- Component data from apps and pages
☆ ☆ ☆ ☆

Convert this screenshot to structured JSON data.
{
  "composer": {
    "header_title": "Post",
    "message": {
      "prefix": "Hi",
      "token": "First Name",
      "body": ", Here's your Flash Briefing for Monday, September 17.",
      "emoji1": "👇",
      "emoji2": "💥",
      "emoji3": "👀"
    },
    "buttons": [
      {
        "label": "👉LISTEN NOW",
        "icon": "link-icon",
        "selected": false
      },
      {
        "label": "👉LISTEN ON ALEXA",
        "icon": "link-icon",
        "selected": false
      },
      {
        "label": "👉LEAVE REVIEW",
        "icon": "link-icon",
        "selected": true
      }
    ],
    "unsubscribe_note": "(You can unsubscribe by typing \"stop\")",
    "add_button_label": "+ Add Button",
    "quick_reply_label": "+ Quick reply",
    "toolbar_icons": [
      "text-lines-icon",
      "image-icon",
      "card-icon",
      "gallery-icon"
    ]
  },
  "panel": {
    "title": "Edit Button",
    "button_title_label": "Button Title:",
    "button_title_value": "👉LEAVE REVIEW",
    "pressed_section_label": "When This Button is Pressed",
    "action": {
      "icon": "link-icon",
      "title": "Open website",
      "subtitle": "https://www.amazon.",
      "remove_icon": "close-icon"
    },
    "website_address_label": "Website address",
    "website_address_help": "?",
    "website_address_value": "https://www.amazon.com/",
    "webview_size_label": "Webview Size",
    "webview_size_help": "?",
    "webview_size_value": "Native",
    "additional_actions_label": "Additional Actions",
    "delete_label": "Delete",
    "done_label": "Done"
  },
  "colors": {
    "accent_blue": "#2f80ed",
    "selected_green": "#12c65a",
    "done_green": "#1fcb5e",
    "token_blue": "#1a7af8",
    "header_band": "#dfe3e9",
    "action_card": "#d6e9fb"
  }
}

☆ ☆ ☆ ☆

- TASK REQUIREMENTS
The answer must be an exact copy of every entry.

- REPLY TO THE TASK
Convert this screenshot to structured JSON data.
{
  "composer": {
    "header_title": "Post",
    "message": {
      "prefix": "Hi",
      "token": "First Name",
      "body": ", Here's your Flash Briefing for Monday, September 17.",
      "emoji1": "👇",
      "emoji2": "💥",
      "emoji3": "👀"
    },
    "buttons": [
      {
        "label": "👉LISTEN NOW",
        "icon": "link-icon",
        "selected": false
      },
      {
        "label": "👉LISTEN ON ALEXA",
        "icon": "link-icon",
        "selected": false
      },
      {
        "label": "👉LEAVE REVIEW",
        "icon": "link-icon",
        "selected": true
      }
    ],
    "unsubscribe_note": "(You can unsubscribe by typing \"stop\")",
    "add_button_label": "+ Add Button",
    "quick_reply_label": "+ Quick reply",
    "toolbar_icons": [
      "text-lines-icon",
      "image-icon",
      "card-icon",
      "gallery-icon"
    ]
  },
  "panel": {
    "title": "Edit Button",
    "button_title_label": "Button Title:",
    "button_title_value": "👉LEAVE REVIEW",
    "pressed_section_label": "When This Button is Pressed",
    "action": {
      "icon": "link-icon",
      "title": "Open website",
      "subtitle": "https://www.amazon.",
      "remove_icon": "close-icon"
    },
    "website_address_label": "Website address",
    "website_address_help": "?",
    "website_address_value": "https://www.amazon.com/",
    "webview_size_label": "Webview Size",
    "webview_size_help": "?",
    "webview_size_value": "Native",
    "additional_actions_label": "Additional Actions",
    "delete_label": "Delete",
    "done_label": "Done"
  },
  "colors": {
    "accent_blue": "#2f80ed",
    "selected_green": "#12c65a",
    "done_green": "#1fcb5e",
    "token_blue": "#1a7af8",
    "header_band": "#dfe3e9",
    "action_card": "#d6e9fb"
  }
}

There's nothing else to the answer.